• Pedestrian phases: Pedestrian traffic wildly differs. Most intersections assume pedestrians will cross streets at about four feet per second, or 2.7 mph. Some intersections, near schools or elderly homes, assume slower walking times. In general, how efficiently does an intersection manage pedestrian traffic alongside its vehicle duties?
This can all be calculated for any stretch of time. So, for example, I can look at the intersection of 4500 South and State Street, and see which directions saw green at which times between 5 and 6 p.m. on Thursday.
Or take my small gripe intersection, at I-80 and 700 East, where I had to wait a few seconds longer than usual. The arrival on green percentage for cars hitting northbound took a sudden tumble, just as I experienced:
With it came longer average delay at the intersection as well.
Again: ATSPM is online for anyone, so you can pull charts like these, and many others for the intersections you use on a regular basis. The biggest difference is that, on the system’s back end, UDOT signal engineers can adjust the plans the actual lights use to try to minimize traffic.
Reporting necessary fixes
How do the signal engineers know when things aren’t working well at a particular intersection?
First, there’s a fairly regular recalibration. UDOT goes to each of its intersections every few years (more often in places with extreme growth, like the southwest end of the Salt Lake Valley) to recalculate average traffic counts and rebuild light timing from there.
What about for more urgent problems? In some cases, the system can raise red flags. For example, if a sensor at a particular stoplight shows no cars triggering it for an unusual amount of time, it probably means that the sensor is broken. The system notifies engineers, who then notify technicians to go out to the signal to investigate.
Sometimes, that’s a quick fix that can happen in a couple of days. Other times, parts have to be shipped out, and the road temporarily closed, to repair the troubled sensor. In either case, the signal engineers will find a way to patch the light’s timing — by, for example, telling a light to always give one direction a green light every cycle, even if no car is detected in that direction due to the broken sensor.
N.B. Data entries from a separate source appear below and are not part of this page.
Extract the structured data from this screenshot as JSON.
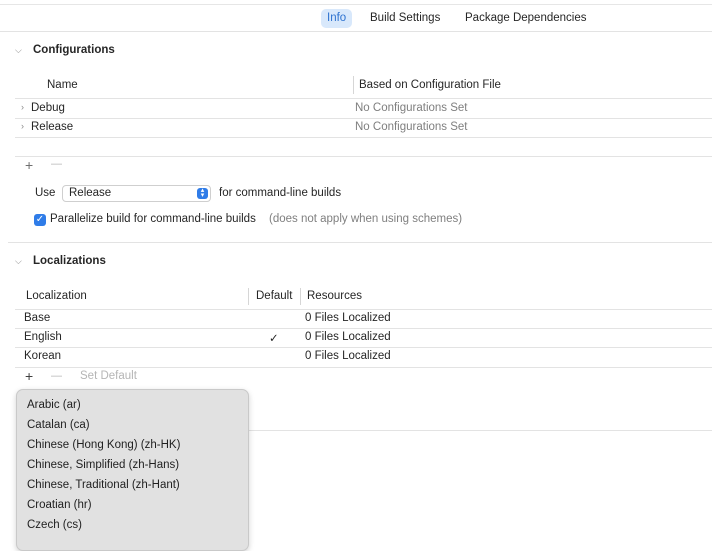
{
  "tabs": [
    {
      "label": "Info",
      "active": true
    },
    {
      "label": "Build Settings",
      "active": false
    },
    {
      "label": "Package Dependencies",
      "active": false
    }
  ],
  "configurations": {
    "title": "Configurations",
    "col_name": "Name",
    "col_based_on": "Based on Configuration File",
    "rows": [
      {
        "name": "Debug",
        "based_on": "No Configurations Set"
      },
      {
        "name": "Release",
        "based_on": "No Configurations Set"
      }
    ],
    "add_symbol": "+",
    "remove_symbol": "—",
    "use_label": "Use",
    "use_value": "Release",
    "use_suffix": "for command-line builds",
    "parallelize_label": "Parallelize build for command-line builds",
    "parallelize_note": "(does not apply when using schemes)",
    "parallelize_checked": true
  },
  "localizations": {
    "title": "Localizations",
    "col_localization": "Localization",
    "col_default": "Default",
    "col_resources": "Resources",
    "rows": [
      {
        "name": "Base",
        "default": "",
        "resources": "0 Files Localized"
      },
      {
        "name": "English",
        "default": "✓",
        "resources": "0 Files Localized"
      },
      {
        "name": "Korean",
        "default": "",
        "resources": "0 Files Localized"
      }
    ],
    "add_symbol": "+",
    "remove_symbol": "—",
    "set_default_label": "Set Default"
  },
  "language_menu": {
    "items": [
      "Arabic (ar)",
      "Catalan (ca)",
      "Chinese (Hong Kong) (zh-HK)",
      "Chinese, Simplified (zh-Hans)",
      "Chinese, Traditional (zh-Hant)",
      "Croatian (hr)",
      "Czech (cs)"
    ]
  },
  "colors": {
    "accent": "#2f7ce8",
    "tab_active_bg": "#d8e8fb",
    "menu_bg": "#e1e1e1"
  }
}
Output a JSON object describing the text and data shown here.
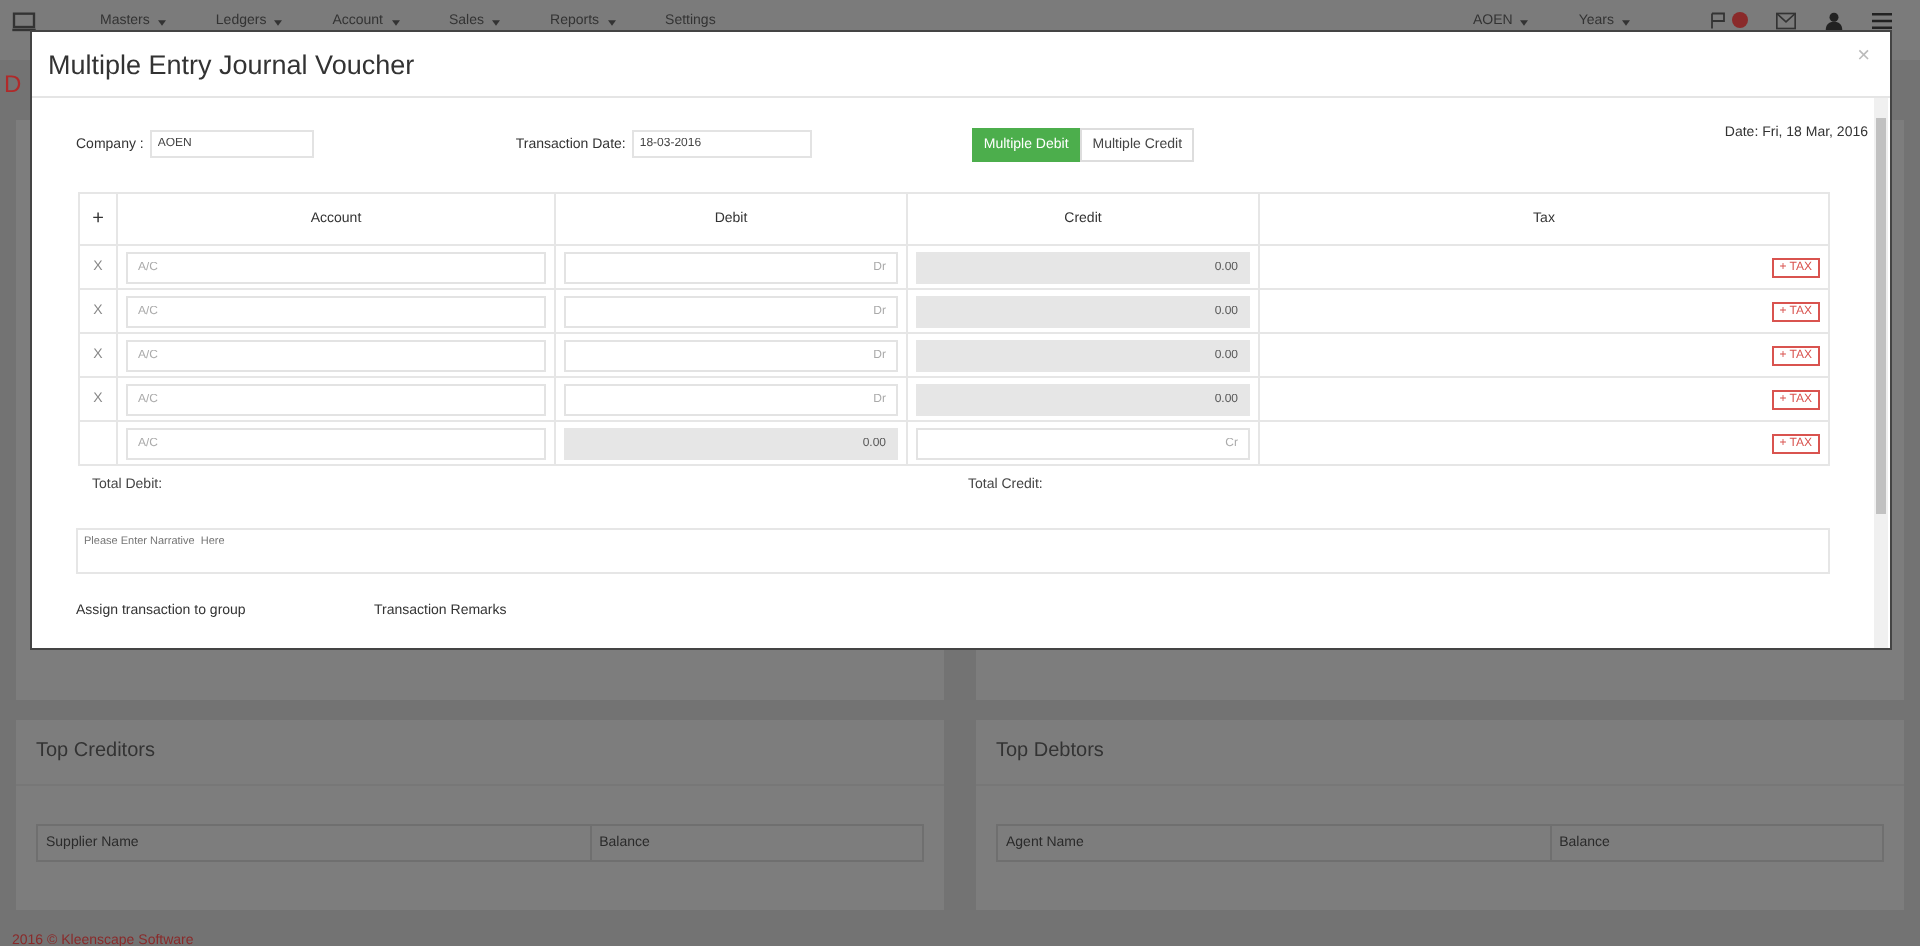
{
  "navbar": {
    "menu": [
      {
        "label": "Masters",
        "dropdown": true
      },
      {
        "label": "Ledgers",
        "dropdown": true
      },
      {
        "label": "Account",
        "dropdown": true
      },
      {
        "label": "Sales",
        "dropdown": true
      },
      {
        "label": "Reports",
        "dropdown": true
      },
      {
        "label": "Settings",
        "dropdown": false
      }
    ],
    "right_menu": [
      {
        "label": "AOEN",
        "dropdown": true
      },
      {
        "label": "Years",
        "dropdown": true
      }
    ]
  },
  "page": {
    "title": "D",
    "panels": [
      {
        "title": "Top Creditors",
        "columns": [
          "Supplier Name",
          "Balance"
        ]
      },
      {
        "title": "Top Debtors",
        "columns": [
          "Agent Name",
          "Balance"
        ]
      }
    ],
    "footer": "2016 © Kleenscape Software"
  },
  "modal": {
    "title": "Multiple Entry Journal Voucher",
    "close": "×",
    "company": {
      "label": "Company :",
      "value": "AOEN"
    },
    "transaction_date": {
      "label": "Transaction Date:",
      "value": "18-03-2016"
    },
    "mode_buttons": [
      {
        "label": "Multiple Debit",
        "selected": true
      },
      {
        "label": "Multiple Credit",
        "selected": false
      }
    ],
    "date": "Date: Fri, 18 Mar, 2016",
    "table": {
      "add": "+",
      "columns": [
        "Account",
        "Debit",
        "Credit",
        "Tax"
      ],
      "rows": [
        {
          "remove": "X",
          "account": {
            "placeholder": "A/C"
          },
          "debit": {
            "placeholder": "Dr",
            "disabled": false
          },
          "credit": {
            "value": "0.00",
            "disabled": true
          },
          "tax": "+ TAX"
        },
        {
          "remove": "X",
          "account": {
            "placeholder": "A/C"
          },
          "debit": {
            "placeholder": "Dr",
            "disabled": false
          },
          "credit": {
            "value": "0.00",
            "disabled": true
          },
          "tax": "+ TAX"
        },
        {
          "remove": "X",
          "account": {
            "placeholder": "A/C"
          },
          "debit": {
            "placeholder": "Dr",
            "disabled": false
          },
          "credit": {
            "value": "0.00",
            "disabled": true
          },
          "tax": "+ TAX"
        },
        {
          "remove": "X",
          "account": {
            "placeholder": "A/C"
          },
          "debit": {
            "placeholder": "Dr",
            "disabled": false
          },
          "credit": {
            "value": "0.00",
            "disabled": true
          },
          "tax": "+ TAX"
        },
        {
          "account": {
            "placeholder": "A/C"
          },
          "debit": {
            "value": "0.00",
            "disabled": true
          },
          "credit": {
            "placeholder": "Cr",
            "disabled": false
          },
          "tax": "+ TAX"
        }
      ]
    },
    "total_debit": "Total Debit:",
    "total_credit": "Total Credit:",
    "narrative": {
      "placeholder": "Please Enter Narrative  Here"
    },
    "assign_label": "Assign transaction to group",
    "remarks_label": "Transaction Remarks"
  }
}
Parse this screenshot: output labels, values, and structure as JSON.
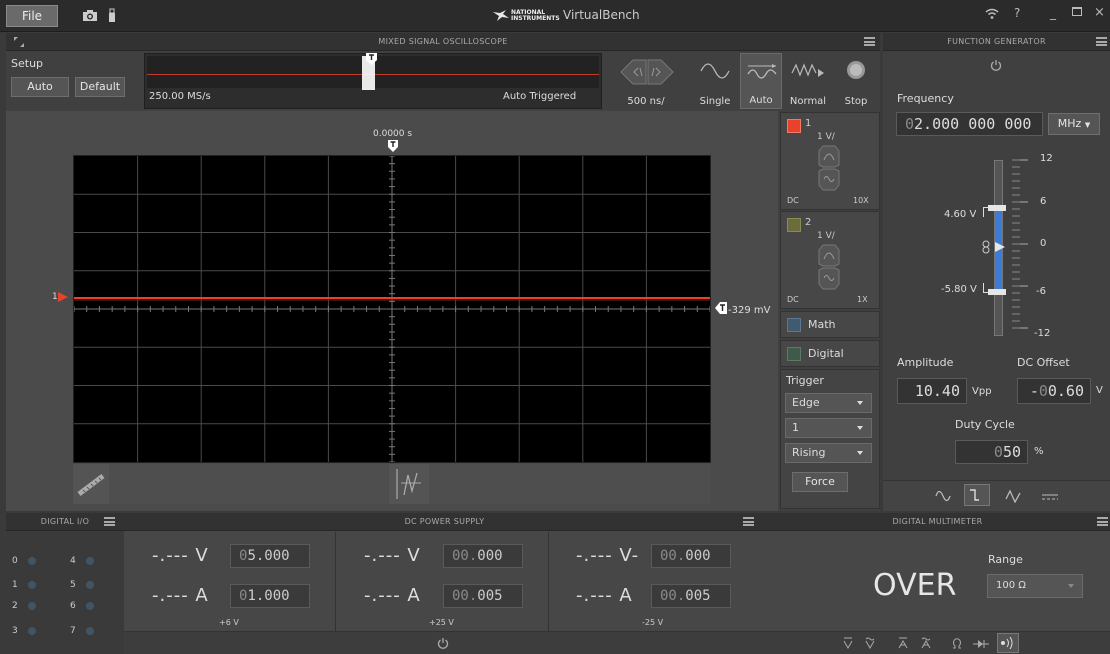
{
  "titlebar": {
    "file_label": "File",
    "app_title": "VirtualBench",
    "logo_text_top": "NATIONAL",
    "logo_text_bottom": "INSTRUMENTS",
    "help": "?",
    "minimize": "_",
    "close": "×"
  },
  "scope": {
    "title": "MIXED SIGNAL OSCILLOSCOPE",
    "setup_label": "Setup",
    "auto_label": "Auto",
    "default_label": "Default",
    "sample_rate": "250.00 MS/s",
    "trigger_status": "Auto Triggered",
    "timebase": "500 ns/",
    "acq_single": "Single",
    "acq_auto": "Auto",
    "acq_normal": "Normal",
    "acq_stop": "Stop",
    "time_offset": "0.0000 s",
    "trigger_level_value": "-329 mV",
    "channel_marker": "1"
  },
  "channels": {
    "ch1": {
      "number": "1",
      "scale": "1 V/",
      "coupling": "DC",
      "probe": "10X",
      "color": "#e8412c"
    },
    "ch2": {
      "number": "2",
      "scale": "1 V/",
      "coupling": "DC",
      "probe": "1X",
      "color": "#6b6b3c"
    },
    "math_label": "Math",
    "digital_label": "Digital"
  },
  "trigger": {
    "title": "Trigger",
    "type": "Edge",
    "source": "1",
    "slope": "Rising",
    "force_label": "Force"
  },
  "fgen": {
    "title": "FUNCTION GENERATOR",
    "frequency_label": "Frequency",
    "frequency_lead": "0",
    "frequency_value": "2.000 000 000",
    "frequency_unit": "MHz",
    "slider_high": "4.60 V",
    "slider_low": "-5.80 V",
    "scale_12": "12",
    "scale_6": "6",
    "scale_0": "0",
    "scale_m6": "-6",
    "scale_m12": "-12",
    "amplitude_label": "Amplitude",
    "amplitude_value": "10.40",
    "amplitude_unit": "Vpp",
    "offset_label": "DC Offset",
    "offset_sign": "-",
    "offset_lead": "0",
    "offset_value": "0.60",
    "offset_unit": "V",
    "duty_label": "Duty Cycle",
    "duty_lead": "0",
    "duty_value": "50",
    "duty_unit": "%"
  },
  "dio": {
    "title": "DIGITAL I/O",
    "left": [
      "0",
      "1",
      "2",
      "3"
    ],
    "right": [
      "4",
      "5",
      "6",
      "7"
    ]
  },
  "dcps": {
    "title": "DC POWER SUPPLY",
    "ch_p6": {
      "v_meas": "-.--- V",
      "v_lead": "0",
      "v_set": "5.000",
      "a_meas": "-.--- A",
      "a_lead": "0",
      "a_set": "1.000",
      "name": "+6 V"
    },
    "ch_p25": {
      "v_meas": "-.--- V",
      "v_lead": "00.",
      "v_set": "000",
      "a_meas": "-.--- A",
      "a_lead": "00.",
      "a_set": "005",
      "name": "+25 V"
    },
    "ch_m25": {
      "v_meas": "-.--- V-",
      "v_lead": "00.",
      "v_set": "000",
      "a_meas": "-.--- A",
      "a_lead": "00.",
      "a_set": "005",
      "name": "-25 V"
    }
  },
  "dmm": {
    "title": "DIGITAL MULTIMETER",
    "reading": "OVER",
    "range_label": "Range",
    "range_value": "100 Ω"
  }
}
In a large number of cases, problems require human detection. That can come from either the signal engineers watching the system or from the general public. UDOT has a number of ways you can reach out, but the preferred method is through the “Click ‘n Fix” App, available for both Apple and Android devices. There, you can send reports of things not working smoothly — traffic lights, yes, but also things like potholes and broken cameras.
In the case of the intersection at I-80 and 700 East, the slight delay in light timing actually was causing a traffic problem at peak times. Cars waiting for the light to change were sometimes blocking the turn lanes for traffic coming off the freeway. When that happened, engineers investigated the problem. UDOT suspected that a power surge had caused two connected lights to become disconnected, resulting in the mismatched green-light timing.
Coincidentally, the problem was fixed a day before I called UDOT. Arrival on green percentages are back to normal — and so is my commute.
Now, how do I get my seconds back?
Andy Larsen is a data columnist for The Salt Lake Tribune. You can reach him at email@example.com.